The posting of my photos of the beautiful and remote Linzhi Dzong aroused lot of interest among my readers, including myself. So I did a little research into its historical background and came up with the following.
If some readers have more information, please share with me so that I may update this post.
Chögyal Minjur Tenpa was appointed the third Druk Desi from 1667 to 1680. Of the many wars Bhutan fought with Tibet, two of them took place during his reign; first in 1667 and the second one in 1676 which lasted until 1678.
Lingzhi Dzong was constructed by Chögyal Minjur Tenpa in 1668 - to celebrate Bhutan’s victory over the Tibetans in the war of 1667. He named the Dzong as Lingzhi Yügyal Dzong.
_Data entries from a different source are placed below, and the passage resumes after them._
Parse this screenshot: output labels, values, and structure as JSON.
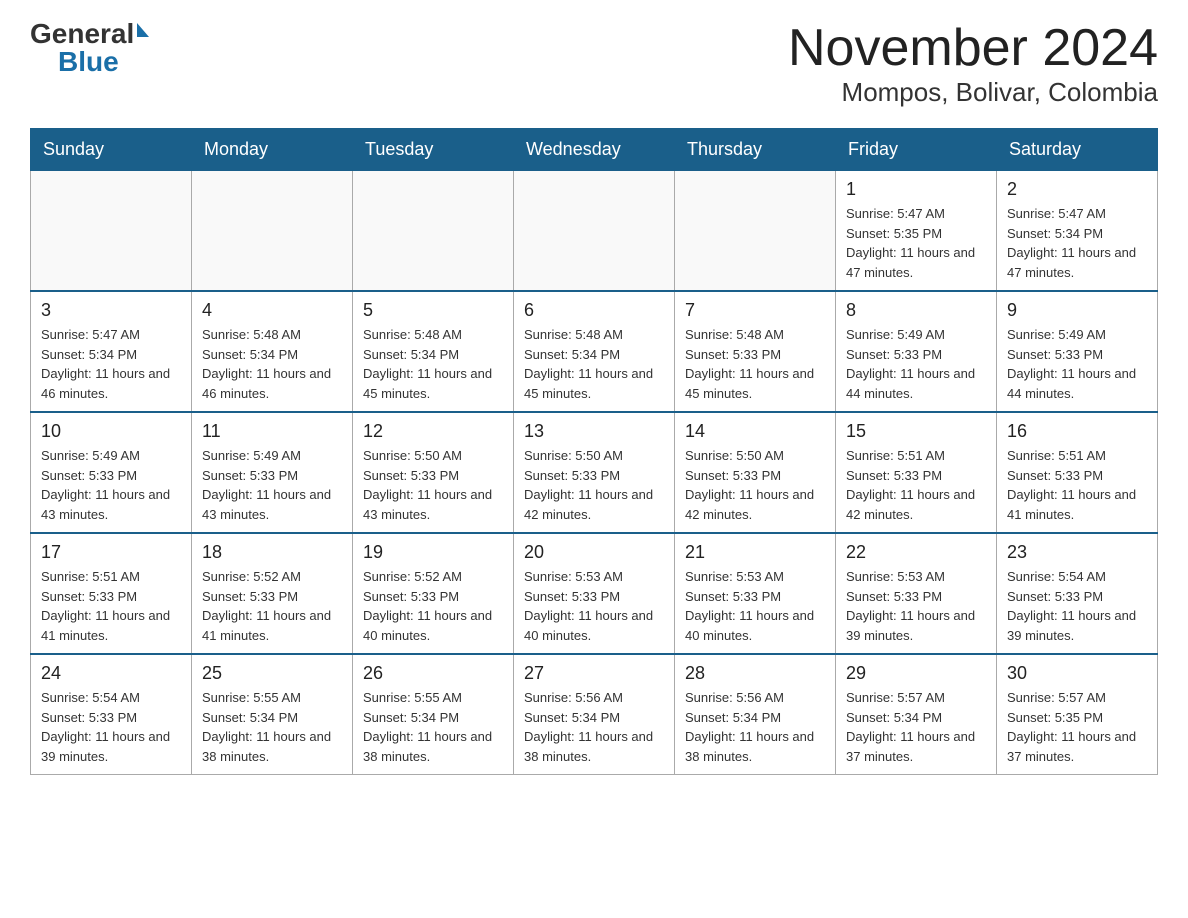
{
  "header": {
    "logo_general": "General",
    "logo_blue": "Blue",
    "month_title": "November 2024",
    "location": "Mompos, Bolivar, Colombia"
  },
  "days_of_week": [
    "Sunday",
    "Monday",
    "Tuesday",
    "Wednesday",
    "Thursday",
    "Friday",
    "Saturday"
  ],
  "weeks": [
    [
      {
        "day": "",
        "info": ""
      },
      {
        "day": "",
        "info": ""
      },
      {
        "day": "",
        "info": ""
      },
      {
        "day": "",
        "info": ""
      },
      {
        "day": "",
        "info": ""
      },
      {
        "day": "1",
        "info": "Sunrise: 5:47 AM\nSunset: 5:35 PM\nDaylight: 11 hours and 47 minutes."
      },
      {
        "day": "2",
        "info": "Sunrise: 5:47 AM\nSunset: 5:34 PM\nDaylight: 11 hours and 47 minutes."
      }
    ],
    [
      {
        "day": "3",
        "info": "Sunrise: 5:47 AM\nSunset: 5:34 PM\nDaylight: 11 hours and 46 minutes."
      },
      {
        "day": "4",
        "info": "Sunrise: 5:48 AM\nSunset: 5:34 PM\nDaylight: 11 hours and 46 minutes."
      },
      {
        "day": "5",
        "info": "Sunrise: 5:48 AM\nSunset: 5:34 PM\nDaylight: 11 hours and 45 minutes."
      },
      {
        "day": "6",
        "info": "Sunrise: 5:48 AM\nSunset: 5:34 PM\nDaylight: 11 hours and 45 minutes."
      },
      {
        "day": "7",
        "info": "Sunrise: 5:48 AM\nSunset: 5:33 PM\nDaylight: 11 hours and 45 minutes."
      },
      {
        "day": "8",
        "info": "Sunrise: 5:49 AM\nSunset: 5:33 PM\nDaylight: 11 hours and 44 minutes."
      },
      {
        "day": "9",
        "info": "Sunrise: 5:49 AM\nSunset: 5:33 PM\nDaylight: 11 hours and 44 minutes."
      }
    ],
    [
      {
        "day": "10",
        "info": "Sunrise: 5:49 AM\nSunset: 5:33 PM\nDaylight: 11 hours and 43 minutes."
      },
      {
        "day": "11",
        "info": "Sunrise: 5:49 AM\nSunset: 5:33 PM\nDaylight: 11 hours and 43 minutes."
      },
      {
        "day": "12",
        "info": "Sunrise: 5:50 AM\nSunset: 5:33 PM\nDaylight: 11 hours and 43 minutes."
      },
      {
        "day": "13",
        "info": "Sunrise: 5:50 AM\nSunset: 5:33 PM\nDaylight: 11 hours and 42 minutes."
      },
      {
        "day": "14",
        "info": "Sunrise: 5:50 AM\nSunset: 5:33 PM\nDaylight: 11 hours and 42 minutes."
      },
      {
        "day": "15",
        "info": "Sunrise: 5:51 AM\nSunset: 5:33 PM\nDaylight: 11 hours and 42 minutes."
      },
      {
        "day": "16",
        "info": "Sunrise: 5:51 AM\nSunset: 5:33 PM\nDaylight: 11 hours and 41 minutes."
      }
    ],
    [
      {
        "day": "17",
        "info": "Sunrise: 5:51 AM\nSunset: 5:33 PM\nDaylight: 11 hours and 41 minutes."
      },
      {
        "day": "18",
        "info": "Sunrise: 5:52 AM\nSunset: 5:33 PM\nDaylight: 11 hours and 41 minutes."
      },
      {
        "day": "19",
        "info": "Sunrise: 5:52 AM\nSunset: 5:33 PM\nDaylight: 11 hours and 40 minutes."
      },
      {
        "day": "20",
        "info": "Sunrise: 5:53 AM\nSunset: 5:33 PM\nDaylight: 11 hours and 40 minutes."
      },
      {
        "day": "21",
        "info": "Sunrise: 5:53 AM\nSunset: 5:33 PM\nDaylight: 11 hours and 40 minutes."
      },
      {
        "day": "22",
        "info": "Sunrise: 5:53 AM\nSunset: 5:33 PM\nDaylight: 11 hours and 39 minutes."
      },
      {
        "day": "23",
        "info": "Sunrise: 5:54 AM\nSunset: 5:33 PM\nDaylight: 11 hours and 39 minutes."
      }
    ],
    [
      {
        "day": "24",
        "info": "Sunrise: 5:54 AM\nSunset: 5:33 PM\nDaylight: 11 hours and 39 minutes."
      },
      {
        "day": "25",
        "info": "Sunrise: 5:55 AM\nSunset: 5:34 PM\nDaylight: 11 hours and 38 minutes."
      },
      {
        "day": "26",
        "info": "Sunrise: 5:55 AM\nSunset: 5:34 PM\nDaylight: 11 hours and 38 minutes."
      },
      {
        "day": "27",
        "info": "Sunrise: 5:56 AM\nSunset: 5:34 PM\nDaylight: 11 hours and 38 minutes."
      },
      {
        "day": "28",
        "info": "Sunrise: 5:56 AM\nSunset: 5:34 PM\nDaylight: 11 hours and 38 minutes."
      },
      {
        "day": "29",
        "info": "Sunrise: 5:57 AM\nSunset: 5:34 PM\nDaylight: 11 hours and 37 minutes."
      },
      {
        "day": "30",
        "info": "Sunrise: 5:57 AM\nSunset: 5:35 PM\nDaylight: 11 hours and 37 minutes."
      }
    ]
  ]
}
This Dzong is not to be confused with an older Dzong called Lingzhi Jagö Dzong which is located at Gungyül village about 4 hours walk from the main Lingzhi village towards Chebisa. Jagö Dzong is not a Dzong in the conventional sense but rather a temple constructed into the face of a huge cliff that rises steeply behind Gungyül village. Photo below.
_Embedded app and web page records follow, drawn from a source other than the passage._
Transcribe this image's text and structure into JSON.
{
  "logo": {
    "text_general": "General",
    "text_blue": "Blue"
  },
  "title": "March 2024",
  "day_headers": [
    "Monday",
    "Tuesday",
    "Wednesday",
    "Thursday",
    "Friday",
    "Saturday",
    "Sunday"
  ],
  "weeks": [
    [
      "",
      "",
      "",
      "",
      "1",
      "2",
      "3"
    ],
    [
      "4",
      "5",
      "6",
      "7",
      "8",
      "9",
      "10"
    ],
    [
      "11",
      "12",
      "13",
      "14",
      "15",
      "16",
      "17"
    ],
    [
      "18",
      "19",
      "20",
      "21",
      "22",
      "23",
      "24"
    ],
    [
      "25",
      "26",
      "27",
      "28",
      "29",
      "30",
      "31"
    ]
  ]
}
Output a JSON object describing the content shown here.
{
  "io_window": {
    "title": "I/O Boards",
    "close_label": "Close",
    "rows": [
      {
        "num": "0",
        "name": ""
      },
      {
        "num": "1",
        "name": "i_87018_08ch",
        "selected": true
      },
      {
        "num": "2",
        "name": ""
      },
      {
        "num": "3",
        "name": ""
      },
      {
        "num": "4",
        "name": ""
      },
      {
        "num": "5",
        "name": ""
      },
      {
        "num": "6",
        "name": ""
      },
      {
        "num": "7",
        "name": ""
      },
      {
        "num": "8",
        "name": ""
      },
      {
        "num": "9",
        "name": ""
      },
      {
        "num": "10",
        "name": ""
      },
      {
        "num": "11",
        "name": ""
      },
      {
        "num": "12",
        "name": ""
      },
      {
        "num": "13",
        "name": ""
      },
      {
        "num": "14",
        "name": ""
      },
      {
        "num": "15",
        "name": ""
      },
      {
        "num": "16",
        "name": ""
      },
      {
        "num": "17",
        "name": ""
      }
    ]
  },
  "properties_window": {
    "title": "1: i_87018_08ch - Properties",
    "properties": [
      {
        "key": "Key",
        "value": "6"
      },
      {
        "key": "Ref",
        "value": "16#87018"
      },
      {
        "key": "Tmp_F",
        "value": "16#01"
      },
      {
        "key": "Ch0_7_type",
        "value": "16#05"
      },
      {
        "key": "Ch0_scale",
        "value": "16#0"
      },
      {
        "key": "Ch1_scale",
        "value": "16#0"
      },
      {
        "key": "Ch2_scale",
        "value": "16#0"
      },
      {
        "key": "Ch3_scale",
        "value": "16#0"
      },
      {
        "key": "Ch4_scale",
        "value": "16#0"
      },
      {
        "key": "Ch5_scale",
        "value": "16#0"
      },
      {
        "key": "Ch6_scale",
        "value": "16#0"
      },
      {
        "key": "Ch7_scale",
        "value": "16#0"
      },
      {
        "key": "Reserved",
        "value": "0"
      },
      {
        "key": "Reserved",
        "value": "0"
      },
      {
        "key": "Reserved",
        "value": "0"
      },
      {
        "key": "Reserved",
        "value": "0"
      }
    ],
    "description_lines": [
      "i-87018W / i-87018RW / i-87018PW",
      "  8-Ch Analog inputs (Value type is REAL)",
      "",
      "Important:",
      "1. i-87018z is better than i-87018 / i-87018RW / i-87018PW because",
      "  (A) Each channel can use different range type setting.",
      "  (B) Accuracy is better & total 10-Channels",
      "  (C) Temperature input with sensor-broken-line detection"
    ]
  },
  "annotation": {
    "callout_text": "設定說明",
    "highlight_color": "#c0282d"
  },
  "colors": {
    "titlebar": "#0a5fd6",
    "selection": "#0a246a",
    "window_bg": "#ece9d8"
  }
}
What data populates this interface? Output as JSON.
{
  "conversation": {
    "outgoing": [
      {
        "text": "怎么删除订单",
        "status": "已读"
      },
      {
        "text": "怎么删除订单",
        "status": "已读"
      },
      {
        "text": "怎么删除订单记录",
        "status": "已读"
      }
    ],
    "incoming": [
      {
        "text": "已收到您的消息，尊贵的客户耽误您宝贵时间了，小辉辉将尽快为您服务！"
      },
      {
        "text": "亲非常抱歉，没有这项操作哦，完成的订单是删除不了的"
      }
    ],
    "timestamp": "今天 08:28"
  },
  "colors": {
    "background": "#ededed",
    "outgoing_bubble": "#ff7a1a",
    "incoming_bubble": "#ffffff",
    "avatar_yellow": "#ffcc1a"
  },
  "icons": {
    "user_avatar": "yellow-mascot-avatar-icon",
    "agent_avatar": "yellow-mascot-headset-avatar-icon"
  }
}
In the modern times, the term “Dzong” has come to be identified with huge building structures that house the district administration and the monk body. However, when the word was originally coined, it did not always refer to a built-up structure. When references are made to “Dzongs” or “Phodrangs” in the ancient text books and scriptures, it could mean anything - a stone boulder, a cave, a temple, a cliff, a place of meditation etc. Thus, if you go to Singye Dzong in Lhuntse, you will be told of many Dzongs as Nges that are nothing more than caves and stones. Even the main structure that is referred to as the Singye Dzong, it is nothing more than a small temple.
Lingzhi Jagö Dzong finds mention in the Namthar (biography) of Phajo Drugom Zhigpo. He was a well-known and highly revered lama of the Drukpa Kagyu lineage who came to Bhutan from Ralung in Tibet. He lived during the period 1208-1276. Thus, it is interesting to note that the Lingzhi Jagö Dzong is over 400 years older than the Lingzhi Yügyal Dzong which was built in 1668.
The catastrophic earthquake of June 12, 1897 which measured 8.7 on the Richter scale damaged Lingzhi Yügyal Dzong, as it did the Dzongs of Punakha, Wangdue, Trongsa, Jakar and the Utse of Tashichho Dzong. It was rebuilt and served as the main defensive fortress to guard the northern borders with Tibet.
Currently, Lingzhi Yügyal Dzong houses about 30 monks headed by a Lam Neten. It is under the administrative control of Thimphu Dzongkhag.
Readers will be happy to know that there is a project that is underway to renovate the old Dzong. I am thrilled about this fact - this is what I have always supported - the renovation and maintenance of the old Dzongs and temples, instead of building new ones. In spite of modern techniques of construction and material, the beauty, the symmetry and the proportions of the old structures are far superior to the new Dzongs and temples being constructed around the country.
Thimphu Dzongdah informs me that Lingzhi Dzong is battered by strong winds during the winter months. As a result, it is customary for the Dzong’s wooden shingles and stone boulders that weigh them down, to be removed every winter and stacked them up on the ground below. The Dzong is reroofed every summer when the wind is not as strong. If this is not done, he tells me that the whole roof, including the wooden trusses would be lifted off and blown away. This corroborates nicely with my contention (in my earlier posts on the Ngele-La Pass and Lingzhi Dzong) that the stone pebbles on Ngele-La pass and the mountain sides of Lingzhi were deposited there by the strong winds that batter the area.
NOTE ON THE TERM “DRUK DESI”
“Druk Desi” was the title given to the secular rulers of ancient Bhutan under the dual system of governance that existed during those days. Under that system, government authority was divided among secular and religious administrations, both of which were unified under a single leader - Shabdrung Ngawang Namgyal. While the post of the Druk Desi has long been abolished, the ancient practice of the Je Khenpo heading the religious affairs still remain to this day.